How Does Plastic Machining Work?

Due to the nature of the material, plastic machining is more of a tenuous process than metal machining. Plastic is usually a softer material and is more prone to bending, cracking, warping and losing its structural integrity than most metals.

Despite that, computer numerical control (CNC) plastic machining can still be performed safely and capably through several different methods and techniques. There are many advantages to using CNC plastic machining, and listed below are some of the tried-and-true procedures used to cut, mold and shape plastic parts and components.

CNC plastic machining

Computers have revolutionized all types of manufacturing processes, and machining is a prime example of that. For plastic shapes that are intricate, a computer can be programmed to instruct the machine to cut the part accordingly. It’s not only an accurate method of machining, but because it can be programmed to create duplicate parts, it’s efficient as well.


The process of cutting plastics is more delicate than cutting metals because of the plastics’ soft material composition. This means that heat levels must be monitored so as not to melt or warp the plastic part. But with consideration and care, a machinist can use sawing to cut plastic sheets to the requisite specifications.


For round plastic shapes, a lathe is often used. A lathe spins the plastic part at speed in a similar fashion to a potter’s wheel, and a stationary cutting tool is used to shave off any unwanted plastic portions.
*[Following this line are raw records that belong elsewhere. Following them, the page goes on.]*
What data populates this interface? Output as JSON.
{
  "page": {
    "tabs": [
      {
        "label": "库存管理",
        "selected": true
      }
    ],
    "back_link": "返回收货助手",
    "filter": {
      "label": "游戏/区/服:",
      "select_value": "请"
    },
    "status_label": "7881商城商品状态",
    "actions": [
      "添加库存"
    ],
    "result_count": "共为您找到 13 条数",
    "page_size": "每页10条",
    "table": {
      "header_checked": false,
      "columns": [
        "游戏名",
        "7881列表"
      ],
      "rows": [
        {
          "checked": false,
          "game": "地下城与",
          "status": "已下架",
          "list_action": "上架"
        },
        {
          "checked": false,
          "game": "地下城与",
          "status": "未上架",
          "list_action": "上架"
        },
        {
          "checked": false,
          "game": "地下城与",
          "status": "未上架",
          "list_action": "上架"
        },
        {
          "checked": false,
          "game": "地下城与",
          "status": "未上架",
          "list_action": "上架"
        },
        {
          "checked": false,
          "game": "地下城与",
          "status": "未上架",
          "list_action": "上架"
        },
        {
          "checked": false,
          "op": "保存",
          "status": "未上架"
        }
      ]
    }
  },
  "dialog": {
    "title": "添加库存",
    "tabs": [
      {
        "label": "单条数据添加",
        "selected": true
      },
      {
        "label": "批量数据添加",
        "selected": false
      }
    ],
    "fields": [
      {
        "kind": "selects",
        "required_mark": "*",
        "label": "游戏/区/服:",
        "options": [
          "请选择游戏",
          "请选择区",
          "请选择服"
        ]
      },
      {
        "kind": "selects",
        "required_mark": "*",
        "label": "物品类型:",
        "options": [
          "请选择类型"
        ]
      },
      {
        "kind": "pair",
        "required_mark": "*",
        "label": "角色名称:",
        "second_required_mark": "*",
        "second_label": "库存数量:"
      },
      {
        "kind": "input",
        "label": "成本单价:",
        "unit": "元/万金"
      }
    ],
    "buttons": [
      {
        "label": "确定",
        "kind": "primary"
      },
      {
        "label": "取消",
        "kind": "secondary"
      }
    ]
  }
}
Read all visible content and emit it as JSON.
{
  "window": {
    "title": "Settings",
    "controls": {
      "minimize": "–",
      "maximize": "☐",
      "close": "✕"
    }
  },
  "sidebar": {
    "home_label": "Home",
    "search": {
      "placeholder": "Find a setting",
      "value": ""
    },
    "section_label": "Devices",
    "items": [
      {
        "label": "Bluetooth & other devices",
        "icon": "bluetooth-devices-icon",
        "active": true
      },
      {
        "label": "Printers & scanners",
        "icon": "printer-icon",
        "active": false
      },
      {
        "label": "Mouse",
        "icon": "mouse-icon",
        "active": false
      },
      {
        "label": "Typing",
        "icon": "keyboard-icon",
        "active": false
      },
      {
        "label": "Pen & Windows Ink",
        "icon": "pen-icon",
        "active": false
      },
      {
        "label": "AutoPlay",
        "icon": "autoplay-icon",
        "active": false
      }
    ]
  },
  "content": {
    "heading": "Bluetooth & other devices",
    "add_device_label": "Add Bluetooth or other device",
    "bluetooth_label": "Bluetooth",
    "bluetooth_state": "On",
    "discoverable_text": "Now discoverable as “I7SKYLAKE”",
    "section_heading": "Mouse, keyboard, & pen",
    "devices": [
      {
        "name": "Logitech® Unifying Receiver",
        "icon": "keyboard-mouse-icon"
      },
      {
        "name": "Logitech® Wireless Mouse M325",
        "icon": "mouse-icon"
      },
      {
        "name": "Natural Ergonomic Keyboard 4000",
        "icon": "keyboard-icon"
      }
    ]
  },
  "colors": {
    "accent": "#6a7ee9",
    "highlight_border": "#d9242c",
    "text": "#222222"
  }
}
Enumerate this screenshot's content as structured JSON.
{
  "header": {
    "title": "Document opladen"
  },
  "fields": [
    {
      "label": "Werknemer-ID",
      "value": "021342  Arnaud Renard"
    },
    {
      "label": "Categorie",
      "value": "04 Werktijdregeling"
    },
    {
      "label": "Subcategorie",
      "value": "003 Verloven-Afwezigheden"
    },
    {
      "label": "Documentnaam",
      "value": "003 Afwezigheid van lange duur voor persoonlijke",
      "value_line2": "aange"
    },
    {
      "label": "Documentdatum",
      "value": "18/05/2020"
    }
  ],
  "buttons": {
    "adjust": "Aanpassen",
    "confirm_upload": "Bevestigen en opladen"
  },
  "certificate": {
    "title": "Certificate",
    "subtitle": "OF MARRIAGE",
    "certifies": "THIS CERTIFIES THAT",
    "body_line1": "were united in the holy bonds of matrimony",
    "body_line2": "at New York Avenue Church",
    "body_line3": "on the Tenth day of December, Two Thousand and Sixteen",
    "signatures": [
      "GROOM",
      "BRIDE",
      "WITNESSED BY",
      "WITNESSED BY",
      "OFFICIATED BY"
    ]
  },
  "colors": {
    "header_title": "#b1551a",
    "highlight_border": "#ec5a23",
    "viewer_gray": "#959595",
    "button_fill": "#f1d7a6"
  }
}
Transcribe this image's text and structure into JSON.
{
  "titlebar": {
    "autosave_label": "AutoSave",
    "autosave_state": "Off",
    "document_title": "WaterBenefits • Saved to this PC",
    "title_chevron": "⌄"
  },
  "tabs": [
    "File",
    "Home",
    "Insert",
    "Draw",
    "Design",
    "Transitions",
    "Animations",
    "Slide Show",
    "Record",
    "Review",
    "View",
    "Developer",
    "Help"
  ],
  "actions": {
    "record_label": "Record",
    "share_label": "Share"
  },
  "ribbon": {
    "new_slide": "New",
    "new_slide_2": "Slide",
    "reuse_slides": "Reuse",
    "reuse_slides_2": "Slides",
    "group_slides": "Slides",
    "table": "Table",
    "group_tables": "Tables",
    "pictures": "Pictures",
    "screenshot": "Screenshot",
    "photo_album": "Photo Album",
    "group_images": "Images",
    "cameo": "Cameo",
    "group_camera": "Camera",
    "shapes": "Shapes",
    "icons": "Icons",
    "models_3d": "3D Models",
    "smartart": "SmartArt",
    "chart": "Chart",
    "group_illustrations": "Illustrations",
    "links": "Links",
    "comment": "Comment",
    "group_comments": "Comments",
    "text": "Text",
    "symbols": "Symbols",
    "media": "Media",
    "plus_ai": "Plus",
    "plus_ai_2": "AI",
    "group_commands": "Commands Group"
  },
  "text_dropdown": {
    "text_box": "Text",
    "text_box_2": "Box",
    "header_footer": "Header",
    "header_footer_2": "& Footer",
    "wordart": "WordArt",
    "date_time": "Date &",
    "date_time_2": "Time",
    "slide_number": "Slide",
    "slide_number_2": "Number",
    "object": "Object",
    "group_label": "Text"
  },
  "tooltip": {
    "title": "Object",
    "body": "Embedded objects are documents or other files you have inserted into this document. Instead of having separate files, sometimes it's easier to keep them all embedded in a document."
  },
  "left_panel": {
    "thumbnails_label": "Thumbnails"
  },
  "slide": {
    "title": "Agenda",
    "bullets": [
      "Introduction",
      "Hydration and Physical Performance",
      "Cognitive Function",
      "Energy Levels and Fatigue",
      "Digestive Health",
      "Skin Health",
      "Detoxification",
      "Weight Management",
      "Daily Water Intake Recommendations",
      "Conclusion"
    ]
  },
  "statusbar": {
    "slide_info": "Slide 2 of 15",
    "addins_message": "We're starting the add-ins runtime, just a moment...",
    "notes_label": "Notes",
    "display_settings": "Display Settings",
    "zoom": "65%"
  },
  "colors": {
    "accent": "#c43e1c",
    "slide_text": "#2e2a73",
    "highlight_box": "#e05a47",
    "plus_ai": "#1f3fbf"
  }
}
Milling methods range from the simple to the complex. But like turning, the main goal is to shape the plastic block into the specified shape by removing the unwanted bits of plastic. Unlike turning, the plastic itself stays in one place, and the blade itself rotates at speed, using intermittent cuts to chip away at the stationary material.


One way to make holes in plastic parts is by drilling. But drilling into plastic is much more precarious than drilling into metal or wood. The drill spins at speed, and the friction it generates when it contacts the plastic can create heat. Heat is the enemy when working with plastics because it can cause warping or breaking. A properly skilled and careful technician can successfully drill holes into plastic, but great care is necessary.


One alternative to drilling to create holes is punching. Typically used on thinner sheets of plastic, holes or other shapes can be punched into the material with the help of a multi-tool bit and a CNC program.

Water jet cutting

This type of process is especially useful for cutting plastic. It involves a high-pressure jet of water (sometimes mixed with other chemicals) that is then used for industrial purposes to cut the material into the required shape. It’s able to make precise cuts in the plastic mold without subjecting it to excessively hot temperatures or leaving behind dust or chipped particles.

Call for plastic machining today

CNC plastic machining has made the manufacturing and production of plastic parts much more efficient and cost effective. If you want to use this technology for your machine shop or simply want to learn more about it, give Evden Enterprises a call. We’re on the cutting edge of machining technology, and we’d be more than happy to work with you and make sure you get the exact plastic parts you need.